The expected result is an exact restatement of the data, free of pictures.

Entries taken from a collection:
---
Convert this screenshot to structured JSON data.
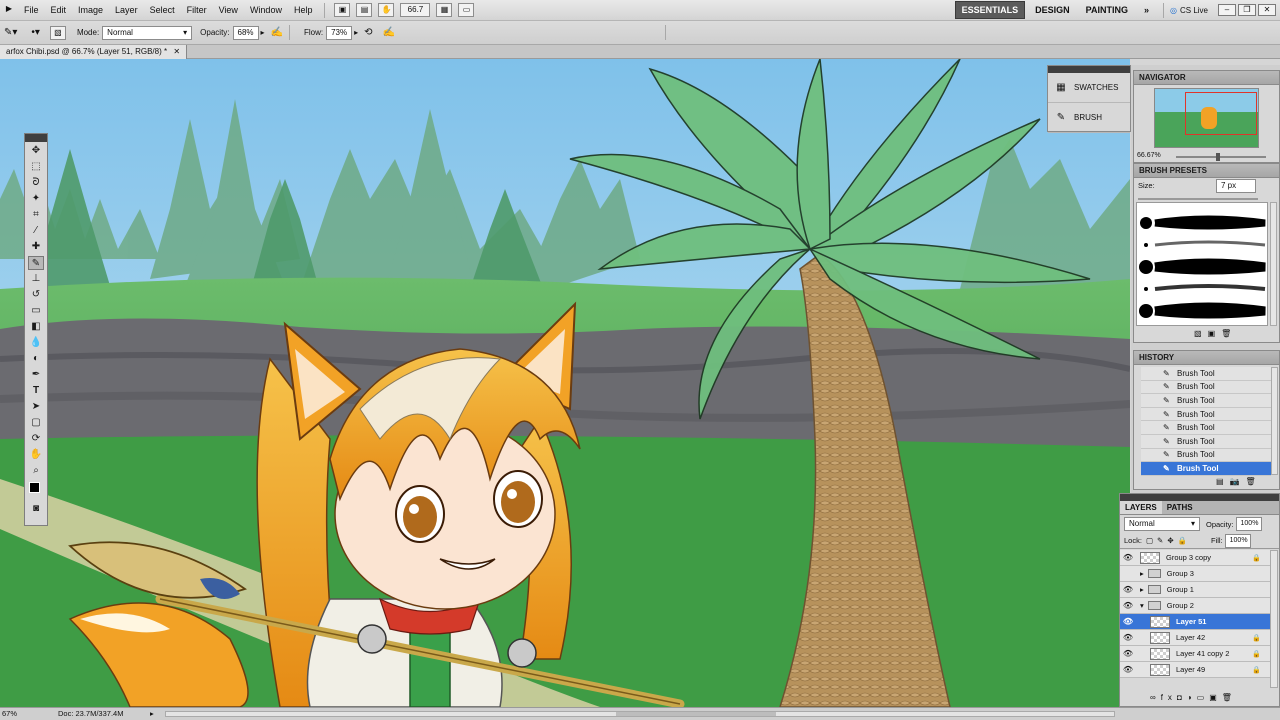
{
  "menubar": {
    "items": [
      "File",
      "Edit",
      "Image",
      "Layer",
      "Select",
      "Filter",
      "View",
      "Window",
      "Help"
    ],
    "zoom_value": "66.7",
    "workspaces": [
      "ESSENTIALS",
      "DESIGN",
      "PAINTING"
    ],
    "more_workspaces": "»",
    "cs_live": "CS Live"
  },
  "options": {
    "mode_label": "Mode:",
    "mode_value": "Normal",
    "opacity_label": "Opacity:",
    "opacity_value": "68%",
    "flow_label": "Flow:",
    "flow_value": "73%"
  },
  "document": {
    "tab_title": "arfox Chibi.psd @ 66.7% (Layer 51, RGB/8) *"
  },
  "icon_panels": {
    "swatches": "SWATCHES",
    "brush": "BRUSH"
  },
  "navigator": {
    "title": "NAVIGATOR",
    "zoom": "66.67%"
  },
  "brush_presets": {
    "title": "BRUSH PRESETS",
    "size_label": "Size:",
    "size_value": "7 px"
  },
  "history": {
    "title": "HISTORY",
    "items": [
      "Brush Tool",
      "Brush Tool",
      "Brush Tool",
      "Brush Tool",
      "Brush Tool",
      "Brush Tool",
      "Brush Tool",
      "Brush Tool"
    ]
  },
  "layers": {
    "tabs": [
      "LAYERS",
      "PATHS"
    ],
    "blend_mode": "Normal",
    "opacity_label": "Opacity:",
    "opacity_value": "100%",
    "lock_label": "Lock:",
    "fill_label": "Fill:",
    "fill_value": "100%",
    "items": [
      "Group 3 copy",
      "Group 3",
      "Group 1",
      "Group 2",
      "Layer 51",
      "Layer 42",
      "Layer 41 copy 2",
      "Layer 49"
    ]
  },
  "status": {
    "zoom": "67%",
    "doc_info": "Doc: 23.7M/337.4M"
  },
  "colors": {
    "accent": "#3875d7",
    "sky": "#9fcde9",
    "grass": "#3f9c45",
    "palm_leaf": "#6fbf7e",
    "trunk": "#b08a57",
    "hair": "#f2a226"
  }
}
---
▶ [Reply to the exercise]:
Convert this screenshot to structured JSON data.
{
  "menubar": {
    "items": [
      "File",
      "Edit",
      "Image",
      "Layer",
      "Select",
      "Filter",
      "View",
      "Window",
      "Help"
    ],
    "zoom_value": "66.7",
    "workspaces": [
      "ESSENTIALS",
      "DESIGN",
      "PAINTING"
    ],
    "more_workspaces": "»",
    "cs_live": "CS Live"
  },
  "options": {
    "mode_label": "Mode:",
    "mode_value": "Normal",
    "opacity_label": "Opacity:",
    "opacity_value": "68%",
    "flow_label": "Flow:",
    "flow_value": "73%"
  },
  "document": {
    "tab_title": "arfox Chibi.psd @ 66.7% (Layer 51, RGB/8) *"
  },
  "icon_panels": {
    "swatches": "SWATCHES",
    "brush": "BRUSH"
  },
  "navigator": {
    "title": "NAVIGATOR",
    "zoom": "66.67%"
  },
  "brush_presets": {
    "title": "BRUSH PRESETS",
    "size_label": "Size:",
    "size_value": "7 px"
  },
  "history": {
    "title": "HISTORY",
    "items": [
      "Brush Tool",
      "Brush Tool",
      "Brush Tool",
      "Brush Tool",
      "Brush Tool",
      "Brush Tool",
      "Brush Tool",
      "Brush Tool"
    ]
  },
  "layers": {
    "tabs": [
      "LAYERS",
      "PATHS"
    ],
    "blend_mode": "Normal",
    "opacity_label": "Opacity:",
    "opacity_value": "100%",
    "lock_label": "Lock:",
    "fill_label": "Fill:",
    "fill_value": "100%",
    "items": [
      "Group 3 copy",
      "Group 3",
      "Group 1",
      "Group 2",
      "Layer 51",
      "Layer 42",
      "Layer 41 copy 2",
      "Layer 49"
    ]
  },
  "status": {
    "zoom": "67%",
    "doc_info": "Doc: 23.7M/337.4M"
  },
  "colors": {
    "accent": "#3875d7",
    "sky": "#9fcde9",
    "grass": "#3f9c45",
    "palm_leaf": "#6fbf7e",
    "trunk": "#b08a57",
    "hair": "#f2a226"
  }
}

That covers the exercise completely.